In design school we learned that accessories fill no useful function other than visual interest — such as a collection of glass balls. They aren’t truly useful at all, meaning they don’t act as potato peelers, or freshen the air, or do double duty as door stops. They are meant to beautify the space, add to the mood and feel of the room, and create a resting spot for the eyes. That’s it. But I think they do something more that is integral to the mood of a home. Read on.
The epitome of accessory use was most certainly the Victorian era; the public rooms were often quite full of wall paintings and shelves overloaded with tchotchkes, with doodads and photographs in ornate frames covering the surface of small tables.
The reason for all the stuff in the Victorian style was because it acted as conversation starters and memory-invokers. People would gather in the drawing room and talk; the accessories were often the conversation triggers. Now they make a lot more sense, don’t they?
For us this style is very busy and cluttered; it just doesn’t work with our lifestyles. But we have a modern version of this style which is more prevalent that you might think. Accessories play an important part in personalizing each space.
The modern version is the room filled with reminders of travels, previous homes, important people and events in our lives. We don’t display as many accessories as the Victorians, but we still have them. I have worked in homes with art and decor objects from all over the world. If you ask, ‘What a wonderful piece, what is the story behind it?,” you will often be delighted with the accounting of how the piece came into the family.
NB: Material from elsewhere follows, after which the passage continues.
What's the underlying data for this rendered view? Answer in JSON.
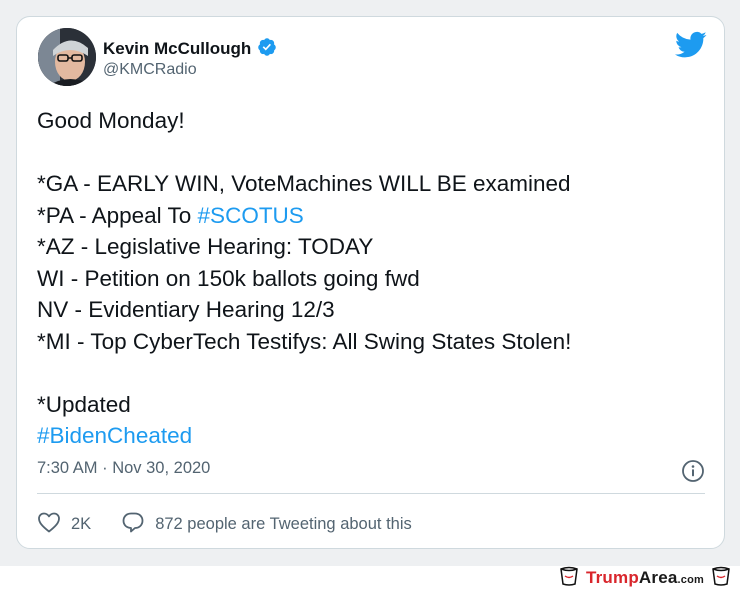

Watch the homeowners eyes light up at the telling.
So, the moral of the story is: use your accessories to enhance the mood and feel of the room, sure, but don’t just choose them to look pretty. Choose accessories that mean something and display them in groups. Keep the mood and style in mind; this doesn’t mean you get to ignore all the design guidelines. Get something remade, shadow-box frame some stones from the sea shore in Blackpool.
Choose a whole bunch of family photos and frame them all in the same color. Display them together.
One funky button is just one funky button, but three makes a collection. And that’s worth talking about.